Details about PSNI officers appear to be in the possession of people who may terrorise and kill them. The return of power-sharing has never been more urgent
Half of the people who live in these islands have no adult memory at all of the Northern Ireland troubles. Too many of those who can remember them have allowed the bombings, shootings, riots and violence to slip from their minds in the 25 years that have passed since a peace treaty was signed in 1998. But last week’s data leak by the Police Service of Northern Ireland (PSNI) ought to be a wake-up call for the forgetful, and a lightbulb moment for the unaware.

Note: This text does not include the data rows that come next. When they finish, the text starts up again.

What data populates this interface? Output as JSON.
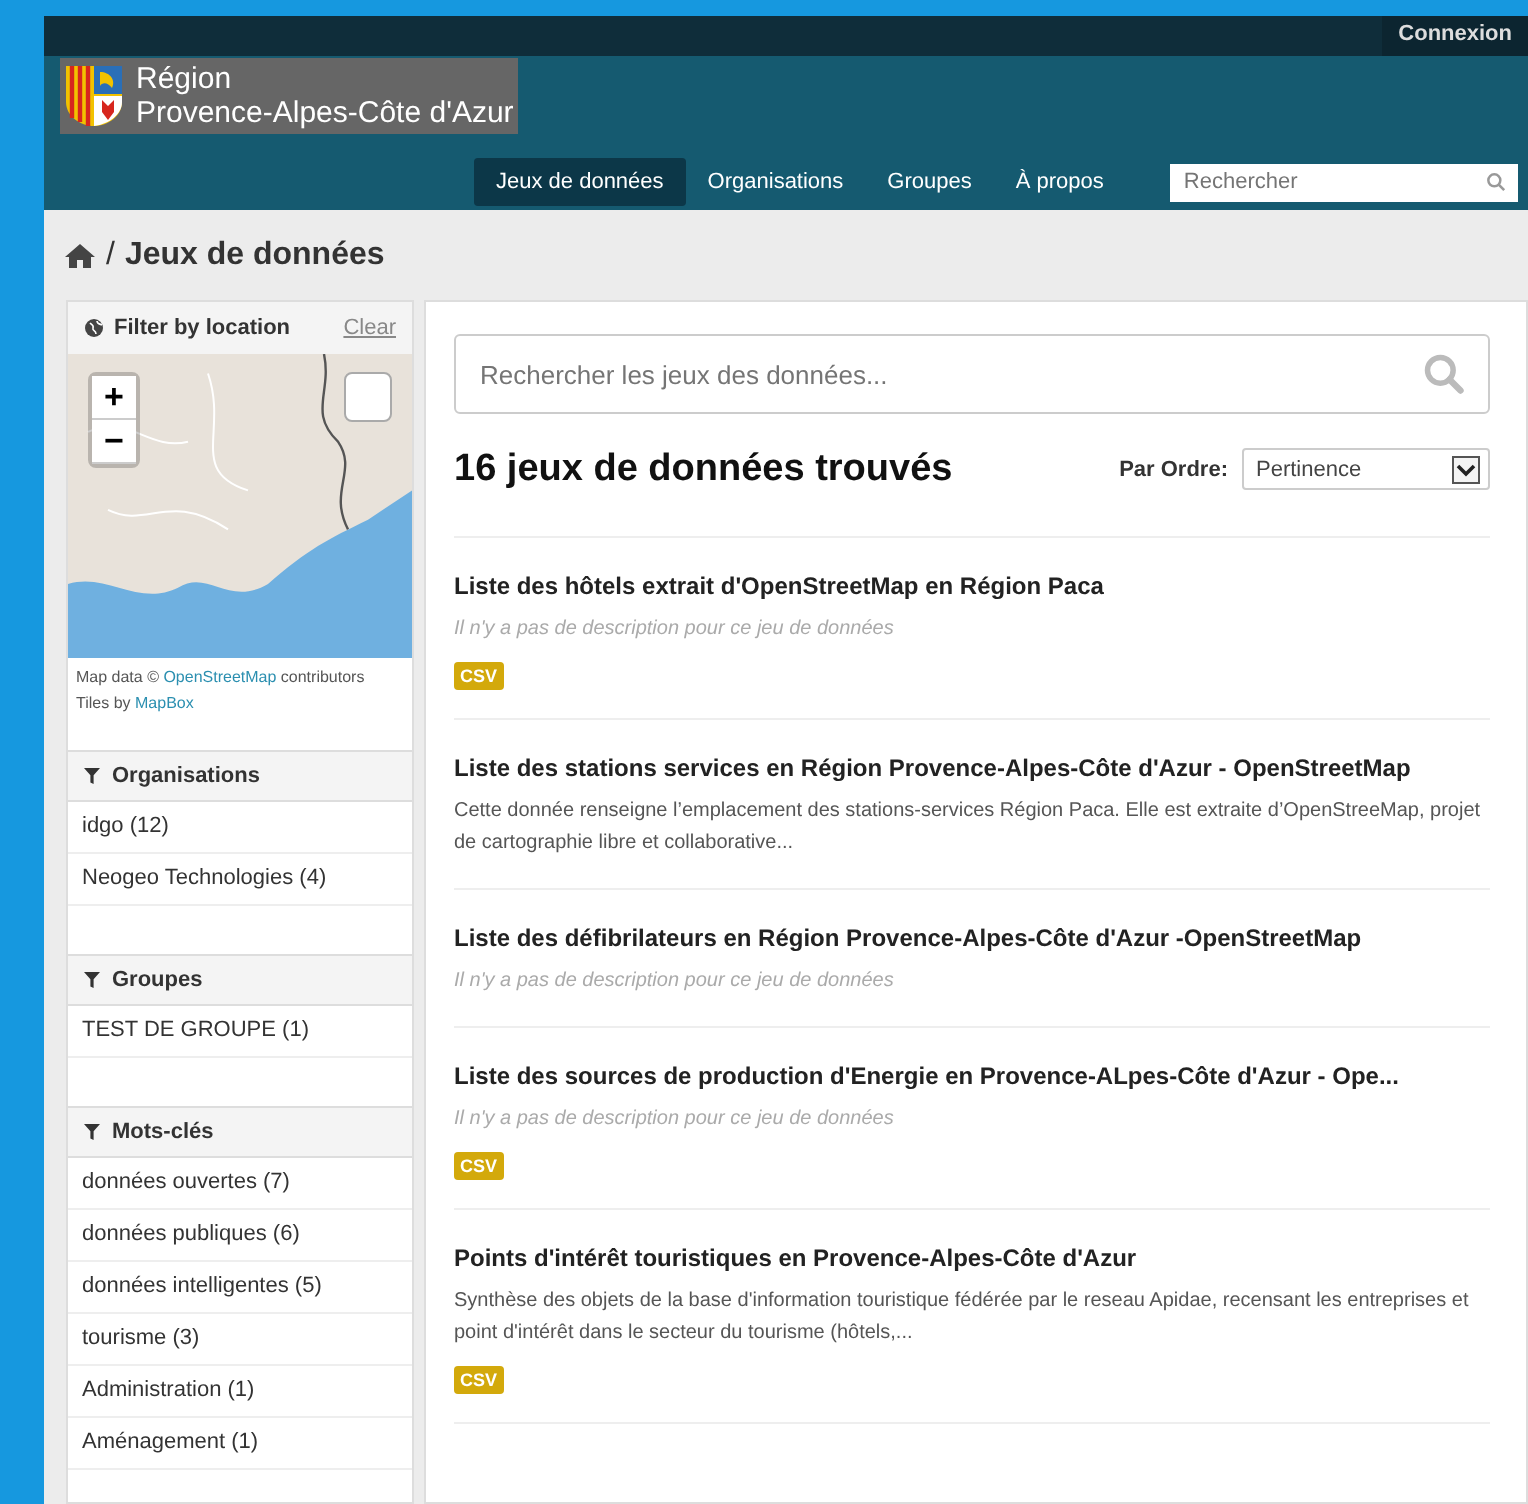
{
  "topbar": {
    "login": "Connexion"
  },
  "brand": {
    "line1": "Région",
    "line2": "Provence-Alpes-Côte d'Azur"
  },
  "nav": [
    {
      "label": "Jeux de données",
      "selected": true
    },
    {
      "label": "Organisations",
      "selected": false
    },
    {
      "label": "Groupes",
      "selected": false
    },
    {
      "label": "À propos",
      "selected": false
    }
  ],
  "site_search": {
    "placeholder": "Rechercher"
  },
  "breadcrumb": {
    "separator": "/",
    "current": "Jeux de données"
  },
  "location_filter": {
    "title": "Filter by location",
    "clear": "Clear",
    "zoom_in": "+",
    "zoom_out": "−",
    "attribution": [
      {
        "text": "Map data © ",
        "link": "OpenStreetMap",
        "after": " contributors"
      },
      {
        "text": "Tiles by ",
        "link": "MapBox"
      }
    ]
  },
  "facets": [
    {
      "title": "Organisations",
      "items": [
        "idgo (12)",
        "Neogeo Technologies (4)"
      ]
    },
    {
      "title": "Groupes",
      "items": [
        "TEST DE GROUPE (1)"
      ]
    },
    {
      "title": "Mots-clés",
      "items": [
        "données ouvertes (7)",
        "données publiques (6)",
        "données intelligentes (5)",
        "tourisme (3)",
        "Administration (1)",
        "Aménagement (1)"
      ]
    }
  ],
  "dataset_search": {
    "placeholder": "Rechercher les jeux des données..."
  },
  "results": {
    "count": "16 jeux de données trouvés",
    "sort_label": "Par Ordre:",
    "sort_value": "Pertinence"
  },
  "datasets": [
    {
      "title": "Liste des hôtels extrait d'OpenStreetMap en Région Paca",
      "description": "Il n'y a pas de description pour ce jeu de données",
      "kind": "empty",
      "formats": [
        "CSV"
      ]
    },
    {
      "title": "Liste des stations services en Région Provence-Alpes-Côte d'Azur - OpenStreetMap",
      "description": "Cette donnée renseigne l’emplacement des stations-services Région Paca. Elle est extraite d’OpenStreeMap, projet de cartographie libre et collaborative...",
      "kind": "text"
    },
    {
      "title": "Liste des défibrilateurs en Région Provence-Alpes-Côte d'Azur -OpenStreetMap",
      "description": "Il n'y a pas de description pour ce jeu de données",
      "kind": "empty"
    },
    {
      "title": "Liste des sources de production d'Energie en Provence-ALpes-Côte d'Azur - Ope...",
      "description": "Il n'y a pas de description pour ce jeu de données",
      "kind": "empty",
      "formats": [
        "CSV"
      ]
    },
    {
      "title": "Points d'intérêt touristiques en Provence-Alpes-Côte d'Azur",
      "description": "Synthèse des objets de la base d'information touristique fédérée par le reseau Apidae, recensant les entreprises et point d'intérêt dans le secteur du tourisme (hôtels,...",
      "kind": "text",
      "formats": [
        "CSV"
      ]
    }
  ]
}
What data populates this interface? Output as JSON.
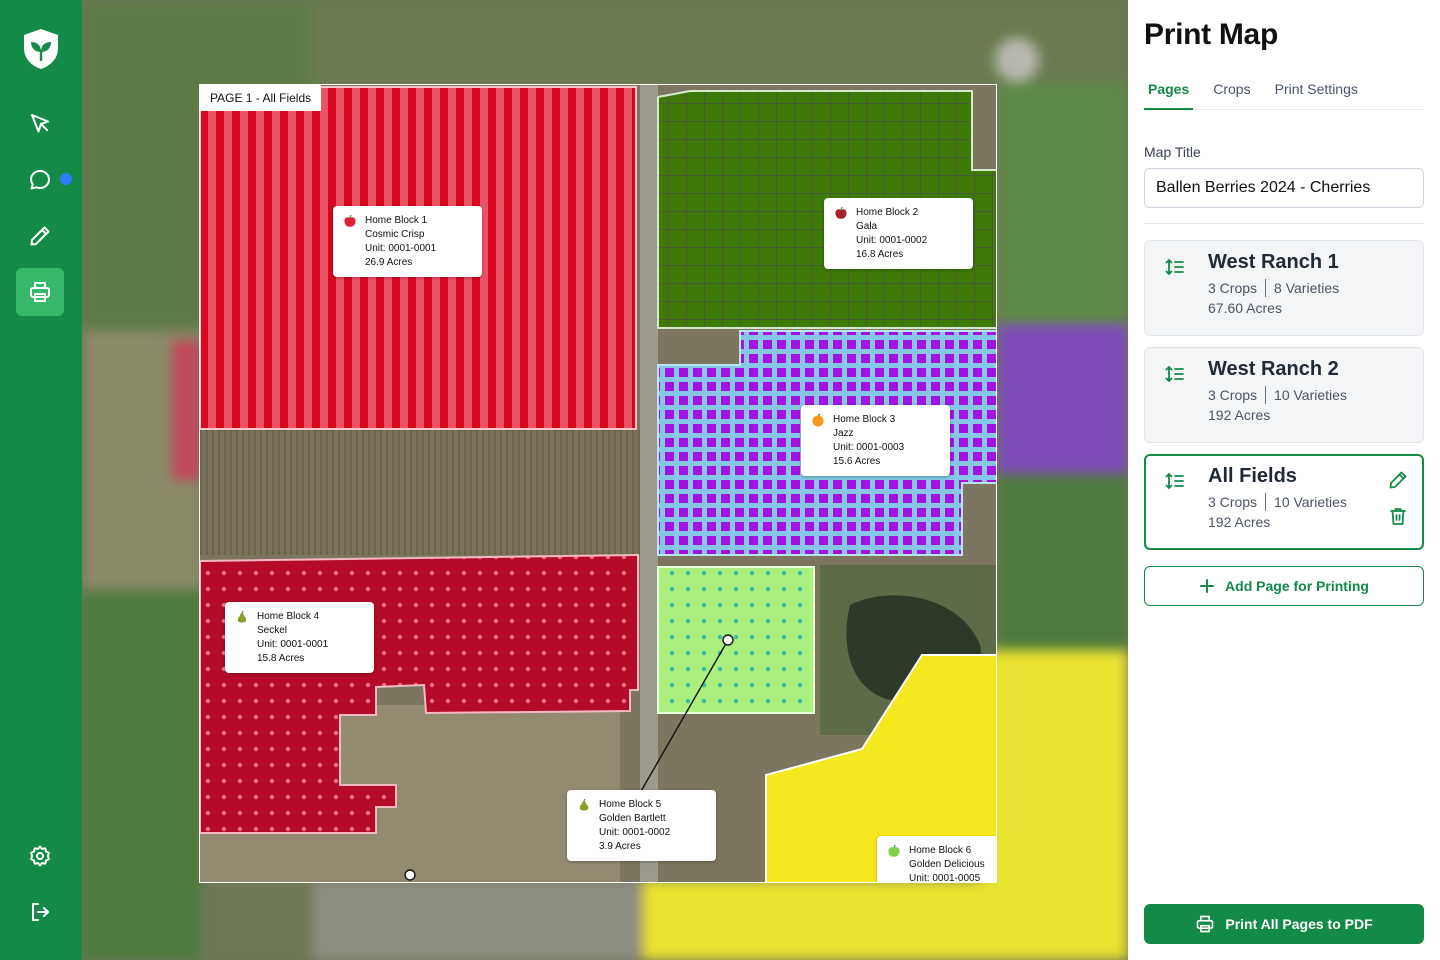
{
  "sidebar": {
    "items": [
      {
        "name": "select-tool",
        "icon": "cursor-icon"
      },
      {
        "name": "messages",
        "icon": "chat-icon",
        "has_notification": true
      },
      {
        "name": "draw-tool",
        "icon": "pencil-icon"
      },
      {
        "name": "print",
        "icon": "printer-icon",
        "active": true
      },
      {
        "name": "settings",
        "icon": "gear-icon"
      },
      {
        "name": "logout",
        "icon": "logout-icon"
      }
    ]
  },
  "map": {
    "page_label": "PAGE 1 - All Fields",
    "blocks": [
      {
        "name": "Home Block 1",
        "variety": "Cosmic Crisp",
        "unit": "Unit: 0001-0001",
        "acres": "26.9 Acres",
        "fruit": "apple-red",
        "color": "#d8071f"
      },
      {
        "name": "Home Block 2",
        "variety": "Gala",
        "unit": "Unit: 0001-0002",
        "acres": "16.8 Acres",
        "fruit": "apple-dark-red",
        "color": "#3e7a07"
      },
      {
        "name": "Home Block 3",
        "variety": "Jazz",
        "unit": "Unit: 0001-0003",
        "acres": "15.6 Acres",
        "fruit": "orange",
        "color": "#a21be0"
      },
      {
        "name": "Home Block 4",
        "variety": "Seckel",
        "unit": "Unit: 0001-0001",
        "acres": "15.8 Acres",
        "fruit": "pear",
        "color": "#b50b2a"
      },
      {
        "name": "Home Block 5",
        "variety": "Golden Bartlett",
        "unit": "Unit: 0001-0002",
        "acres": "3.9 Acres",
        "fruit": "pear",
        "color": "#9ee86a"
      },
      {
        "name": "Home Block 6",
        "variety": "Golden Delicious",
        "unit": "Unit: 0001-0005",
        "acres": "",
        "fruit": "apple-green",
        "color": "#f6e81f"
      }
    ]
  },
  "panel": {
    "title": "Print Map",
    "tabs": [
      {
        "label": "Pages",
        "active": true
      },
      {
        "label": "Crops",
        "active": false
      },
      {
        "label": "Print Settings",
        "active": false
      }
    ],
    "map_title_label": "Map Title",
    "map_title_value": "Ballen Berries 2024 - Cherries",
    "pages": [
      {
        "title": "West Ranch 1",
        "crops": "3 Crops",
        "varieties": "8 Varieties",
        "acres": "67.60 Acres",
        "selected": false
      },
      {
        "title": "West Ranch 2",
        "crops": "3 Crops",
        "varieties": "10 Varieties",
        "acres": "192 Acres",
        "selected": false
      },
      {
        "title": "All Fields",
        "crops": "3 Crops",
        "varieties": "10 Varieties",
        "acres": "192 Acres",
        "selected": true
      }
    ],
    "add_page_label": "Add Page for Printing",
    "print_all_label": "Print All Pages to PDF"
  },
  "colors": {
    "brand": "#138a47",
    "brand_active": "#35b76c",
    "notification": "#2f7cf6"
  }
}
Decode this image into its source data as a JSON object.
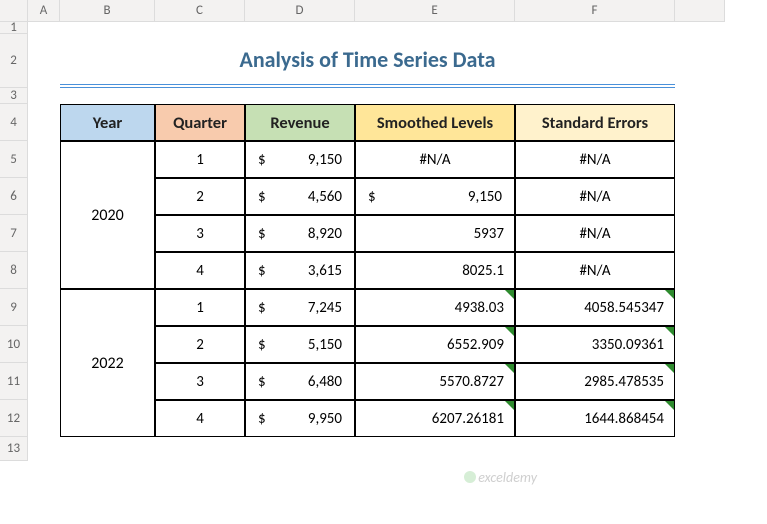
{
  "cols": [
    "A",
    "B",
    "C",
    "D",
    "E",
    "F"
  ],
  "rows": [
    "1",
    "2",
    "3",
    "4",
    "5",
    "6",
    "7",
    "8",
    "9",
    "10",
    "11",
    "12",
    "13"
  ],
  "title": "Analysis of Time Series Data",
  "headers": {
    "year": "Year",
    "quarter": "Quarter",
    "revenue": "Revenue",
    "smoothed": "Smoothed Levels",
    "stderr": "Standard Errors"
  },
  "years": [
    "2020",
    "2022"
  ],
  "currency_symbol": "$",
  "data": [
    {
      "quarter": "1",
      "revenue": "9,150",
      "smoothed": "#N/A",
      "stderr": "#N/A",
      "sm_money": false,
      "sm_center": true,
      "se_center": true
    },
    {
      "quarter": "2",
      "revenue": "4,560",
      "smoothed": "9,150",
      "stderr": "#N/A",
      "sm_money": true,
      "sm_center": false,
      "se_center": true
    },
    {
      "quarter": "3",
      "revenue": "8,920",
      "smoothed": "5937",
      "stderr": "#N/A",
      "sm_money": false,
      "sm_center": false,
      "se_center": true
    },
    {
      "quarter": "4",
      "revenue": "3,615",
      "smoothed": "8025.1",
      "stderr": "#N/A",
      "sm_money": false,
      "sm_center": false,
      "se_center": true
    },
    {
      "quarter": "1",
      "revenue": "7,245",
      "smoothed": "4938.03",
      "stderr": "4058.545347",
      "sm_money": false,
      "sm_center": false,
      "se_center": false,
      "flag": true
    },
    {
      "quarter": "2",
      "revenue": "5,150",
      "smoothed": "6552.909",
      "stderr": "3350.09361",
      "sm_money": false,
      "sm_center": false,
      "se_center": false,
      "flag": true
    },
    {
      "quarter": "3",
      "revenue": "6,480",
      "smoothed": "5570.8727",
      "stderr": "2985.478535",
      "sm_money": false,
      "sm_center": false,
      "se_center": false,
      "flag": true
    },
    {
      "quarter": "4",
      "revenue": "9,950",
      "smoothed": "6207.26181",
      "stderr": "1644.868454",
      "sm_money": false,
      "sm_center": false,
      "se_center": false,
      "flag": true
    }
  ],
  "watermark": "exceldemy",
  "chart_data": {
    "type": "table",
    "title": "Analysis of Time Series Data",
    "columns": [
      "Year",
      "Quarter",
      "Revenue",
      "Smoothed Levels",
      "Standard Errors"
    ],
    "rows": [
      [
        2020,
        1,
        9150,
        null,
        null
      ],
      [
        2020,
        2,
        4560,
        9150,
        null
      ],
      [
        2020,
        3,
        8920,
        5937,
        null
      ],
      [
        2020,
        4,
        3615,
        8025.1,
        null
      ],
      [
        2022,
        1,
        7245,
        4938.03,
        4058.545347
      ],
      [
        2022,
        2,
        5150,
        6552.909,
        3350.09361
      ],
      [
        2022,
        3,
        6480,
        5570.8727,
        2985.478535
      ],
      [
        2022,
        4,
        9950,
        6207.26181,
        1644.868454
      ]
    ]
  }
}
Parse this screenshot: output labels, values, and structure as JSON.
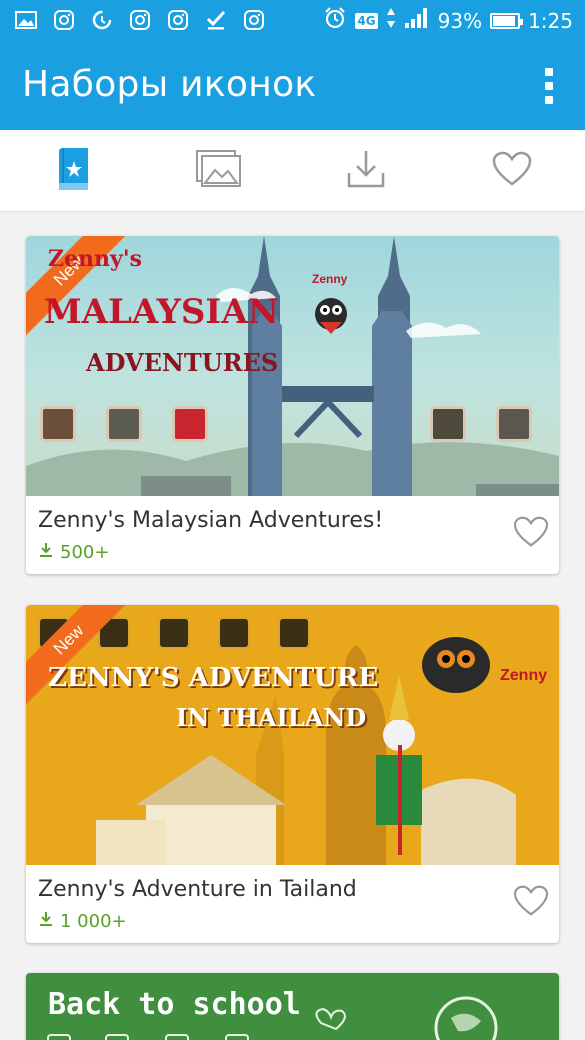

Nine days ago, in response to a freedom of information request whose provenance remains unclear, someone in the PSNI mistakenly put the names, initials, ranks, place of work and departments of all of its 10,000 officers and staff online for about three hours before they were removed. Especially in a profession where police and their families were, and sometimes still are, regular targets, it was a spectacular security breach, even in these more peaceful times.
Martin Kettle is a Guardian columnist